**EXERCISE AIM**
Copy all lines below that use the word "Research".

**Source data**

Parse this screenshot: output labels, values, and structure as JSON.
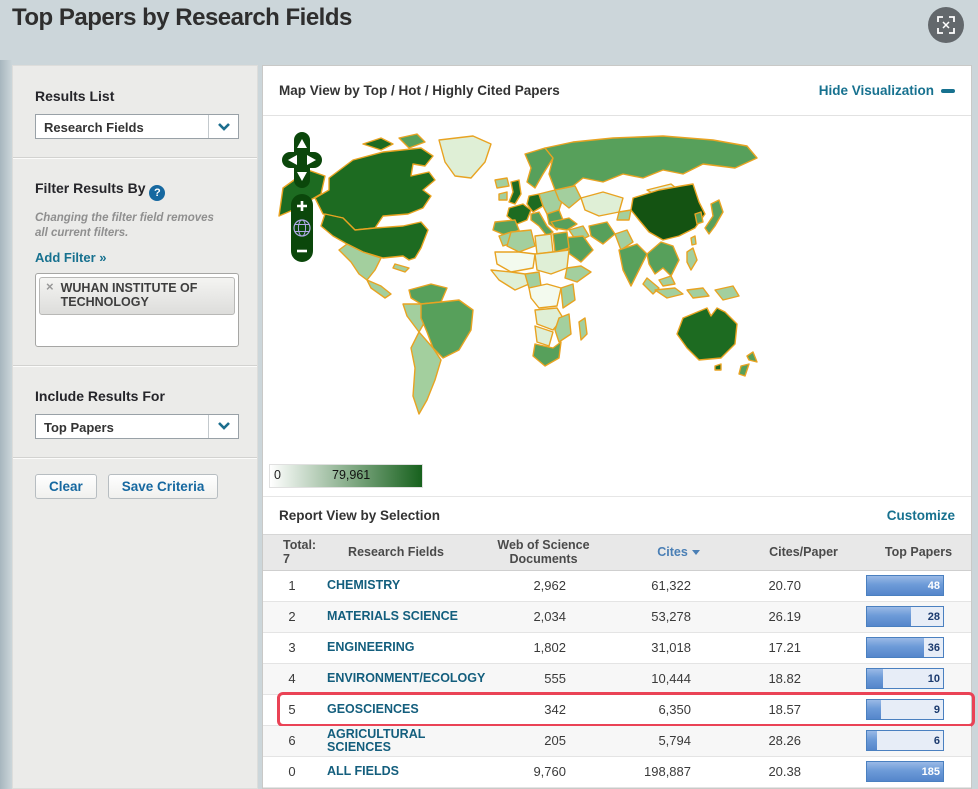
{
  "page": {
    "title": "Top Papers by Research Fields"
  },
  "header": {
    "expand_icon": "fullscreen-expand"
  },
  "sidebar": {
    "results_list": {
      "label": "Results List",
      "selected": "Research Fields"
    },
    "filter": {
      "label": "Filter Results By",
      "help_icon": "?",
      "note": "Changing the filter field removes all current filters.",
      "add_filter_label": "Add Filter »",
      "chip": {
        "remove_icon": "×",
        "label": "WUHAN INSTITUTE OF TECHNOLOGY"
      }
    },
    "include_results": {
      "label": "Include Results For",
      "selected": "Top Papers"
    },
    "actions": {
      "clear_label": "Clear",
      "save_label": "Save Criteria"
    }
  },
  "map_view": {
    "title": "Map View by Top / Hot / Highly Cited Papers",
    "hide_link": "Hide Visualization",
    "legend": {
      "min": "0",
      "max": "79,961"
    },
    "palette": {
      "darkest": "#145312",
      "dark": "#1d6b21",
      "medium": "#57a05b",
      "light": "#a3cf9e",
      "pale": "#dfefd6",
      "faint": "#f3faee",
      "border": "#e8a322",
      "ocean": "#ffffff",
      "control": "#0b470b",
      "legend_dark": "#17611d"
    }
  },
  "report": {
    "title": "Report View by Selection",
    "customize_label": "Customize",
    "total_label": "Total:",
    "total_value": "7",
    "columns": {
      "field": "Research Fields",
      "documents": "Web of Science Documents",
      "cites": "Cites",
      "cites_per_paper": "Cites/Paper",
      "top_papers": "Top Papers"
    },
    "sorted_by": "Cites",
    "rows": [
      {
        "rank": "1",
        "field": "CHEMISTRY",
        "documents": "2,962",
        "cites": "61,322",
        "cites_per_paper": "20.70",
        "top_papers": 48,
        "highlighted": false,
        "is_total": false
      },
      {
        "rank": "2",
        "field": "MATERIALS SCIENCE",
        "documents": "2,034",
        "cites": "53,278",
        "cites_per_paper": "26.19",
        "top_papers": 28,
        "highlighted": false,
        "is_total": false
      },
      {
        "rank": "3",
        "field": "ENGINEERING",
        "documents": "1,802",
        "cites": "31,018",
        "cites_per_paper": "17.21",
        "top_papers": 36,
        "highlighted": false,
        "is_total": false
      },
      {
        "rank": "4",
        "field": "ENVIRONMENT/ECOLOGY",
        "documents": "555",
        "cites": "10,444",
        "cites_per_paper": "18.82",
        "top_papers": 10,
        "highlighted": false,
        "is_total": false
      },
      {
        "rank": "5",
        "field": "GEOSCIENCES",
        "documents": "342",
        "cites": "6,350",
        "cites_per_paper": "18.57",
        "top_papers": 9,
        "highlighted": true,
        "is_total": false
      },
      {
        "rank": "6",
        "field": "AGRICULTURAL SCIENCES",
        "documents": "205",
        "cites": "5,794",
        "cites_per_paper": "28.26",
        "top_papers": 6,
        "highlighted": false,
        "is_total": false
      },
      {
        "rank": "0",
        "field": "ALL FIELDS",
        "documents": "9,760",
        "cites": "198,887",
        "cites_per_paper": "20.38",
        "top_papers": 185,
        "highlighted": false,
        "is_total": true
      }
    ]
  },
  "theme": {
    "accent_link": "#17718f",
    "cites_sort": "#4a7fb5",
    "field_link": "#135e7d",
    "bar_border": "#4a80c0",
    "bar_fill_top": "#9ab9e6",
    "bar_fill_bottom": "#5586cb",
    "bar_track": "#e7edf7",
    "bar_value": "#1b3a6e",
    "highlight": "#ea4356",
    "header_bg": "#e8e8e8"
  }
}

**TASK RESULT**
    "title": "Top Papers by Research Fields"
      "selected": "Research Fields"
      "field": "Research Fields",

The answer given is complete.